Required work >> Find all the lines in the entries below that hold the word "text" and copy them.
═════ Source material ═════
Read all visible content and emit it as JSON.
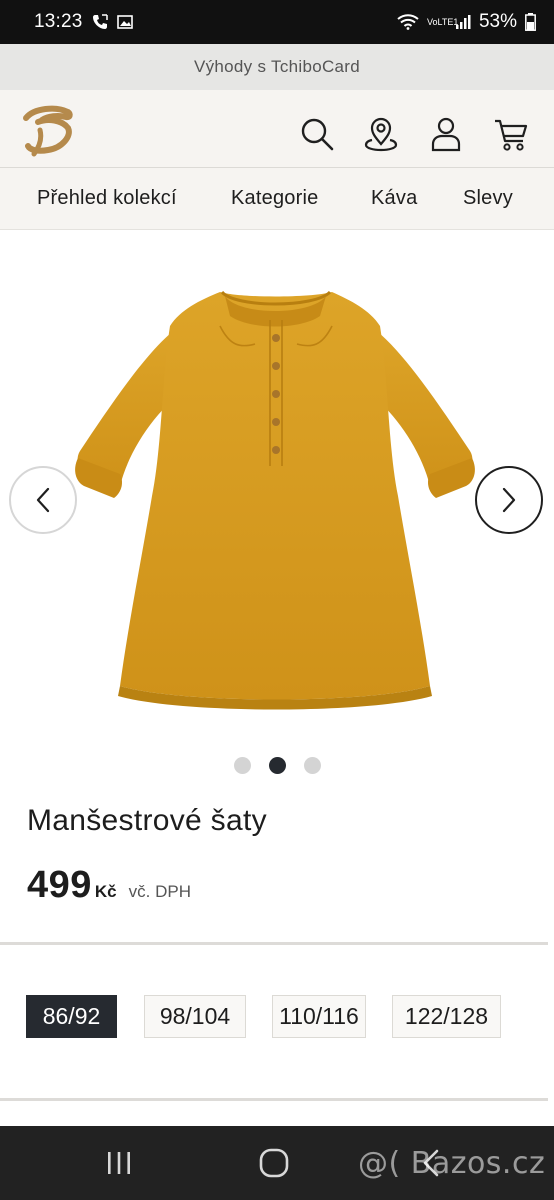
{
  "status_bar": {
    "time": "13:23",
    "battery": "53%",
    "network_label": "VoLTE1"
  },
  "promo": {
    "text": "Výhody s TchiboCard"
  },
  "header": {
    "icons": [
      "search-icon",
      "store-locator-icon",
      "account-icon",
      "cart-icon"
    ]
  },
  "nav": {
    "items": [
      {
        "label": "Přehled kolekcí"
      },
      {
        "label": "Kategorie"
      },
      {
        "label": "Káva"
      },
      {
        "label": "Slevy"
      }
    ]
  },
  "gallery": {
    "current_slide": 2,
    "slide_count": 3,
    "image_description": "mustard corduroy dress"
  },
  "product": {
    "title": "Manšestrové šaty",
    "price": "499",
    "currency": "Kč",
    "vat_note": "vč. DPH"
  },
  "sizes": {
    "options": [
      "86/92",
      "98/104",
      "110/116",
      "122/128"
    ],
    "selected": "86/92"
  },
  "watermark": {
    "text": "@( Bazos.cz"
  },
  "colors": {
    "accent_dark": "#262a30",
    "logo_gold": "#b58a4c",
    "dress_mustard": "#d69a1c",
    "header_bg": "#f6f4f1"
  }
}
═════
Solution for this exercise >>
    "text": "Výhody s TchiboCard"
    "text": "@( Bazos.cz"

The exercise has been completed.